Once I’ve spent a good amount of time questioning and helping the locals, I get a call from dispatch. Something has gone wrong, and it’s time to pulverize some interdimensional ghouls.
The game quickly finds a flow by repeating the three-part structure: office chat, detective work, and demon fight. I then return to headquarters to upgrade my gear and start the process anew, now a little stronger and with a slightly better idea of what’s going on in this weird post-post-apocalyptic world. The game’s tone bounces about just as swiftly. Anytime the plot approaches overwrought drama, it shifts gears toward humor.
One mission at a mall gets particularly heavy, but then I return to police HQ to entertain fellow officers, distracting them from their fresh trauma. Of course, I do this by dressing as Lappy, the police dog mascot, silently pestering my office pals until they expose their insecurities to a giant, plush pet. Also at headquarters: a person claiming to be the toilet fairy, hiding inside a bathroom stall, begging me to collect sanitary wipes while I’m out and about.

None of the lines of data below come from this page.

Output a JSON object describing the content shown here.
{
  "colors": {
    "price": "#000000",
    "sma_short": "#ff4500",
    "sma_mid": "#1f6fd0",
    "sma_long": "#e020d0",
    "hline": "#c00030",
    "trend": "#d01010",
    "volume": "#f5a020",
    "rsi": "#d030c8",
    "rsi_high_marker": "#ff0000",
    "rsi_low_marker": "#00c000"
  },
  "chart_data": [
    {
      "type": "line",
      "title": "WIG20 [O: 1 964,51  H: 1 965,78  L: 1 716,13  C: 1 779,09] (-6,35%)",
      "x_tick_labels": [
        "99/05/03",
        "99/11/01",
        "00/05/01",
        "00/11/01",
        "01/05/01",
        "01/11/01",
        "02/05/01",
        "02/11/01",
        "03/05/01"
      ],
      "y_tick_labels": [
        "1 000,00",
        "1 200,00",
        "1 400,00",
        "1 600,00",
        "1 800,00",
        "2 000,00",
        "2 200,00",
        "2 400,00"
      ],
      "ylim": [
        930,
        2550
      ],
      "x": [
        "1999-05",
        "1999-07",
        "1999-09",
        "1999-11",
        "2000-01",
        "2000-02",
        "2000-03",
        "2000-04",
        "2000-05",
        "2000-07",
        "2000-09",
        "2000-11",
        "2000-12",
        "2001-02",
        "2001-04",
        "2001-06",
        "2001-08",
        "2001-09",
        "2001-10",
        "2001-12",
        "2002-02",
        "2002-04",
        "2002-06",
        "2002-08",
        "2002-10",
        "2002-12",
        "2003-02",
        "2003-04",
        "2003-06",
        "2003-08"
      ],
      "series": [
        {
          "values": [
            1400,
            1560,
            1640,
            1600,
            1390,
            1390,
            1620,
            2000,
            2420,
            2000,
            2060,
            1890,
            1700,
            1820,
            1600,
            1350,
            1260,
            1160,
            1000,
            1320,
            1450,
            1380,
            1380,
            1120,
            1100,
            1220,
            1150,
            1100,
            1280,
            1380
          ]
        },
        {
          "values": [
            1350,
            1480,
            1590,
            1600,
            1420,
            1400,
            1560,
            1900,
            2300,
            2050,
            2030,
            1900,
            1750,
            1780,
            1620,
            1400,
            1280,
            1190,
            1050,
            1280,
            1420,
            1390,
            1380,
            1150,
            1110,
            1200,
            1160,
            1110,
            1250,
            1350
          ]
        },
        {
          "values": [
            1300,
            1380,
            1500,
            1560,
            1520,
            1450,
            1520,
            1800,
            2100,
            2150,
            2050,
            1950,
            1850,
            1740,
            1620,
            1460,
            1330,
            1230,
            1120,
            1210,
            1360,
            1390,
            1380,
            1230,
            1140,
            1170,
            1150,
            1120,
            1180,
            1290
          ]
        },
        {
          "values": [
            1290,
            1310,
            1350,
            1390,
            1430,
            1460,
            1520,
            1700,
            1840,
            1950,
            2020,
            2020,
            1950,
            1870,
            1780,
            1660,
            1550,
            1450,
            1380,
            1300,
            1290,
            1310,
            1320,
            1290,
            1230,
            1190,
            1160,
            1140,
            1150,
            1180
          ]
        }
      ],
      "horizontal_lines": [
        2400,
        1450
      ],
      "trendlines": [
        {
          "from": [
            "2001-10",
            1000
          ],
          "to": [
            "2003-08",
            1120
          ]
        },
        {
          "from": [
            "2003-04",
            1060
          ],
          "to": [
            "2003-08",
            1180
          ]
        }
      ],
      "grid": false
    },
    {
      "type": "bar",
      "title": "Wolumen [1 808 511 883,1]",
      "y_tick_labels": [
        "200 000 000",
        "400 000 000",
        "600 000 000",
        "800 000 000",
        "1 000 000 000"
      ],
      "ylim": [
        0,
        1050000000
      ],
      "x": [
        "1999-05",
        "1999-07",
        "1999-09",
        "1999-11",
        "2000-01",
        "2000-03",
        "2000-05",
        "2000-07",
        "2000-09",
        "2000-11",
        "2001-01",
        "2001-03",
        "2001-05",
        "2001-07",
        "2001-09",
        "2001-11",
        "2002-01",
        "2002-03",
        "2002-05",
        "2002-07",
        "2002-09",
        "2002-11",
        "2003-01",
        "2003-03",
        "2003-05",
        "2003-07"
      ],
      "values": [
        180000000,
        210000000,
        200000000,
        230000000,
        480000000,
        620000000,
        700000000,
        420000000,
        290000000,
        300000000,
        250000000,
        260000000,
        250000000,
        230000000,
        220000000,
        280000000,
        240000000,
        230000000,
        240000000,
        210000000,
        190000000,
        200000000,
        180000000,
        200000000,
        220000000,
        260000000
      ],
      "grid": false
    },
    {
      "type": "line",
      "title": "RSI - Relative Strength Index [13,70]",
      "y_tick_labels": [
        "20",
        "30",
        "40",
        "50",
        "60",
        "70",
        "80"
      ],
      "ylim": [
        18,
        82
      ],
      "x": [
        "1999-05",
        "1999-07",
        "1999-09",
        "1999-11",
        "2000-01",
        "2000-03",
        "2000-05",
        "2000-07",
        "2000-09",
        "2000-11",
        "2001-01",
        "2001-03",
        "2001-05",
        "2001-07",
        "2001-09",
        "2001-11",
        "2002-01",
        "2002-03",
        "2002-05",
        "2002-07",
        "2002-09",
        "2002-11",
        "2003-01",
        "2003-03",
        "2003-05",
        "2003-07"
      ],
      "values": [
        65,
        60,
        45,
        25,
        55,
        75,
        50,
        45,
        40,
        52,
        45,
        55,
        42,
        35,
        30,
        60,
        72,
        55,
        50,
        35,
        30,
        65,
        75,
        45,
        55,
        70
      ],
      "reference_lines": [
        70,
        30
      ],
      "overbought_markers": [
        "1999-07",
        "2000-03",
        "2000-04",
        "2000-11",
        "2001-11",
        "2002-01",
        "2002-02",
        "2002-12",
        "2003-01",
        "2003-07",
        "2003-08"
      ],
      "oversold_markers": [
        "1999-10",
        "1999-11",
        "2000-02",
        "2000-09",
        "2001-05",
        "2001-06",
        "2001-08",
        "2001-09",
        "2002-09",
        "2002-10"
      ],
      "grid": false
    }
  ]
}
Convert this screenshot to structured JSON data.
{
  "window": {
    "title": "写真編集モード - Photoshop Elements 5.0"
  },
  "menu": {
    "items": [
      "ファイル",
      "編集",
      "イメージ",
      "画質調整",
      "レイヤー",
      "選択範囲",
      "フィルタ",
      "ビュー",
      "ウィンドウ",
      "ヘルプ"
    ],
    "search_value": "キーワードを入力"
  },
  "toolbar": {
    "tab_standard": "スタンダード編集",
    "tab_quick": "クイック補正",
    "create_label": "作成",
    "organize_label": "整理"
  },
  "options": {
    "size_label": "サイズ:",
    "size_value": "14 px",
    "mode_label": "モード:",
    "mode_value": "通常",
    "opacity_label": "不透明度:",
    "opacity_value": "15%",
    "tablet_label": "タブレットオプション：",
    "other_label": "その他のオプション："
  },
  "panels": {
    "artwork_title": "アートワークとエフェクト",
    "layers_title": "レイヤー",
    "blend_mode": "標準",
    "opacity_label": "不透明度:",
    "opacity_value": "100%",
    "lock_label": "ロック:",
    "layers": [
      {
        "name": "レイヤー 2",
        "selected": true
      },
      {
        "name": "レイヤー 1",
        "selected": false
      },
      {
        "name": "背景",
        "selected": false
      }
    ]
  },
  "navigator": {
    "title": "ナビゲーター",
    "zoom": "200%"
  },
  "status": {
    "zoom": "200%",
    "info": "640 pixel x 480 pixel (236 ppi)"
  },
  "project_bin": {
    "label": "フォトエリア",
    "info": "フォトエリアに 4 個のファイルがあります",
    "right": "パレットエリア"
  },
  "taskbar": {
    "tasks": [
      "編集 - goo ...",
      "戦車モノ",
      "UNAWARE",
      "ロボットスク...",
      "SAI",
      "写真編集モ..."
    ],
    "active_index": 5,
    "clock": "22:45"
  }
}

The tension between those two emotions may be part of the point. This is a deeply human game about a group of people striving to do good — not just on the world-saving level, but on the minute-to-minute level, during a time when the future seems incredibly bleak. My friends, it is a mood.
What begins as a dark meditation on collecting pocket monsters gradually becomes a blunt, but effective, soap opera about life in shitty times. Astral Chain is about the urge to inspire good, not just by hurting the enemy, but through helping those around you. It’s also wonderfully welcoming, an action game for everybody that provides an escape to a world on fire where good people can do right.
Forget Game of the Year. Astral Chain is a game for this moment.
Astral Chain will be released Aug. 30 on Nintendo Switch. The game was reviewed using a final “retail” download code provided by Nintendo. You can find additional information about Polygon’s ethics policy here.